Per year, this does work up to about a $1,600 median for high-dead-space medication syringes they tested versus about $125 for low-dead-space medication. Reducing this waste helps both, patients as well as society paying less tanks to lower waste in medication.
Feature: Reducing plunger push button force
As our Chairman has pointed out in our video – “… we know how to manage pain” as far as injection pain is concerned using safety-engineered syringes.
We have now designed our syringe to retract with less plunger push button force than current retractable needle syringes on the market.
The syringe function Tensile Tester indicated a reduction in the needle retraction activation features.
Research indicates that low activation pressure represents an increased ergonomic benefit of an injection syringe.. This makes it easier for a health professional to extend less plunger push button pressure and allows the needle to be safely retracted from within the patient.
Production: Increasing efficiency
In order for FDA 510(k) clearance and CE Marking Class ll applications, we need to manufacture our test syringes using production style molds. The parts are molded, syringes assembled and sealed in our LOM labelled packaging, all in an ISO certified clean room. The syringes are then sterilized.
This is important because this manufacturing process will be used to produce the 3,000 syringes for independent laboratory testing and marketing purposes.
These tests provide data required to submit a report as part of the FDA 510(k) clearance and CE Marking Class ll applications.
Where we stand
Above shows where we came from and what steps we have taken to cross what the experts call the “valley of death” in innovation as quickly as possible.
Also during the market ready design stage, we are consulting with high volume production mold designers and manufacturers. We are also meeting with automation equipment designers and manufacturers. We are currently receiving quotations to build one set of molds and a fully automated assembly line to produce and package 50 million 3 mL syringes annually.
Our partners must follow various ISO procedures that requires detailed records of the design process,
- verification testing
- risk analysis
- all matters related to ISO standards and
- all matters related to FDA 510(k) clearance and CE Marking Class ll
We are moving ahead to commercialize our safety-engineered syringe as fast as possible.
Nevertheless, management and the board have kept three important factors in mind:
1. All procedures must be correctly preformed in order to produce a market ready syringe with sharps injury and reuse prevention.
2. Allow time and funds for the numerous steps and modifications required to make our syringe market ready.
3. There has been time issues that we had to cope with that are outside our sphere of control. Examples are such as delays in transportation and logistics as well as custom delays.
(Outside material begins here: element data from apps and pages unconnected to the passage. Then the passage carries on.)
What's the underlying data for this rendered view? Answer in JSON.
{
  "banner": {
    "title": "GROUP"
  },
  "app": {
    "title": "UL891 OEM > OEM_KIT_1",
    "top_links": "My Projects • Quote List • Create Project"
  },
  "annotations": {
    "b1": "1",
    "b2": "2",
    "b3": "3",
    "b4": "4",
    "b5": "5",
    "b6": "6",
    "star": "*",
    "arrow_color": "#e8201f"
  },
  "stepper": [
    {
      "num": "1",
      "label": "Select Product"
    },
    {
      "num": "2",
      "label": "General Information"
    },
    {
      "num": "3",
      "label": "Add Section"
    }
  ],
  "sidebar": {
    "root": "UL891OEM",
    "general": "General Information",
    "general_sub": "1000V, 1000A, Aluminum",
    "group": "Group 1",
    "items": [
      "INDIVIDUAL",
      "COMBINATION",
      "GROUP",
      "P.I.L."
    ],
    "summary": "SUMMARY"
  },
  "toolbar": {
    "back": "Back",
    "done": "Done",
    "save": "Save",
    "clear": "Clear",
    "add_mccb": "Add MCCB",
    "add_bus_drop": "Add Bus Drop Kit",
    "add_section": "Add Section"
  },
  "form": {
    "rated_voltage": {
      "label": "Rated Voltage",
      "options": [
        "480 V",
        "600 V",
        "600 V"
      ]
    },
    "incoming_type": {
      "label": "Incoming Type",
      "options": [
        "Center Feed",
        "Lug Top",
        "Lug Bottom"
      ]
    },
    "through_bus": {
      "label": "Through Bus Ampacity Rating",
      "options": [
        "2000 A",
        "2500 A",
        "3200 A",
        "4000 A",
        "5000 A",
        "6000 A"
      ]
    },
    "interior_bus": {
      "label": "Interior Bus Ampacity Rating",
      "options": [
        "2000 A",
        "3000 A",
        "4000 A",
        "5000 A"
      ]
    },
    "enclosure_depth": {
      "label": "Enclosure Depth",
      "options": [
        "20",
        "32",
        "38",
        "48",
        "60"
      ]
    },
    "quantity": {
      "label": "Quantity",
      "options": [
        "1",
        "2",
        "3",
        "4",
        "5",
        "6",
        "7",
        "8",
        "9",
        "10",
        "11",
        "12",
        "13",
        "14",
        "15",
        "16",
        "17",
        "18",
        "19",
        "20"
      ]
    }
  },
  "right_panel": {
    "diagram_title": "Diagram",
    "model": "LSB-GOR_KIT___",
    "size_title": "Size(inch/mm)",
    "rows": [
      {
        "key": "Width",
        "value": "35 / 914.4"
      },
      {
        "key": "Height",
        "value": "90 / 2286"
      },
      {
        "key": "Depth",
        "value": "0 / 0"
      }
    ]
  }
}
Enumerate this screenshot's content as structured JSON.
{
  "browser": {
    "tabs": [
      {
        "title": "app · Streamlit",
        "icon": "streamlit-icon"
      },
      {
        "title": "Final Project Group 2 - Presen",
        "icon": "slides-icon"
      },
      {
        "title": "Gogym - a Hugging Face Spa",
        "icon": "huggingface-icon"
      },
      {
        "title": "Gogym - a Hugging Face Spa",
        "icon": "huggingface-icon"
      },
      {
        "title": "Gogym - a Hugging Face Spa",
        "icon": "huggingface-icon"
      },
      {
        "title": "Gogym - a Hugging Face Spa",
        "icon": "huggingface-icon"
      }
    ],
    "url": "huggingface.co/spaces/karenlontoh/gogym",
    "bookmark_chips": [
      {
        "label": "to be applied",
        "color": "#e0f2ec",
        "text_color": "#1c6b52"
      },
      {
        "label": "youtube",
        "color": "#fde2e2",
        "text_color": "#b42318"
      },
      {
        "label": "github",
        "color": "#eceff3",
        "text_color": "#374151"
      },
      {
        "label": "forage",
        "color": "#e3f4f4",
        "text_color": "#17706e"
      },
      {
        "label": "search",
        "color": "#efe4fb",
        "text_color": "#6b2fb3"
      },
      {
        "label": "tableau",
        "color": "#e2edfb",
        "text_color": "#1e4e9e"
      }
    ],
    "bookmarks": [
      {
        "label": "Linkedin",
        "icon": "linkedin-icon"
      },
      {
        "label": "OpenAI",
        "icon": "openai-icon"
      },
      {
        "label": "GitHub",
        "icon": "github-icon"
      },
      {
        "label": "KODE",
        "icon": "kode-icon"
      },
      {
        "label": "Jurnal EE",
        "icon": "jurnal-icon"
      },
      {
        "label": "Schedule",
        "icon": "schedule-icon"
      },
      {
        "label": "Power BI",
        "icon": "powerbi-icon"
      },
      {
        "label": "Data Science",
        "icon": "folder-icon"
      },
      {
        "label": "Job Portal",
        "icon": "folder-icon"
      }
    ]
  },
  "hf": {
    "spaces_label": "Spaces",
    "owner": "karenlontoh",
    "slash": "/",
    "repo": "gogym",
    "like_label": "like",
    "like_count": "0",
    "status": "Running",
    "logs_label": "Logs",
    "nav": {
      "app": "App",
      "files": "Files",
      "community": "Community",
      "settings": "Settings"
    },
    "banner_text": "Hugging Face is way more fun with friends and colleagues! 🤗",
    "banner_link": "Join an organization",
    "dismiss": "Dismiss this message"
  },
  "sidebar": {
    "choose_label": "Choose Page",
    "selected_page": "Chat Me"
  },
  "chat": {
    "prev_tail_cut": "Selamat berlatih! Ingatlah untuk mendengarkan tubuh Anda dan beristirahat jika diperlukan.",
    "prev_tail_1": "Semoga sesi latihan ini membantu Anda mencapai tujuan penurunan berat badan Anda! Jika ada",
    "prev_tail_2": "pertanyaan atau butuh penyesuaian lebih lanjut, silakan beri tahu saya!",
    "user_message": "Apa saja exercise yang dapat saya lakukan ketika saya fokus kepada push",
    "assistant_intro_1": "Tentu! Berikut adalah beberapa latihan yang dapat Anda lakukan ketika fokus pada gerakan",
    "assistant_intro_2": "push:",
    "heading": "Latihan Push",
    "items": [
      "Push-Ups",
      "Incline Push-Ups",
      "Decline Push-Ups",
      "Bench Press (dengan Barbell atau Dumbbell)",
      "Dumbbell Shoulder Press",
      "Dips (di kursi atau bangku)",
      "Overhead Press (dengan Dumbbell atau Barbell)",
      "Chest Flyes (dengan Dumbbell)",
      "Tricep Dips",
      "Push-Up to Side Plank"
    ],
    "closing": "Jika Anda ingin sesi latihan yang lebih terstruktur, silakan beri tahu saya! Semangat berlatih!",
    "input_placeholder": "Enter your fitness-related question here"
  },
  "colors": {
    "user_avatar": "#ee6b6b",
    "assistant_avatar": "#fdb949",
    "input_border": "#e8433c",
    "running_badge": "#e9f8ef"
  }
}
Developing a new technology is a complex and time consuming process. The good news is We Are Near Completion. Please know an update will be provided upon completion of our test syringes.
Have your say – join the Conversation
- What are your experiences in innovation in the medical or any other field (things run smooth most of the time?)?
- What are your experiences with pain when getting an injection?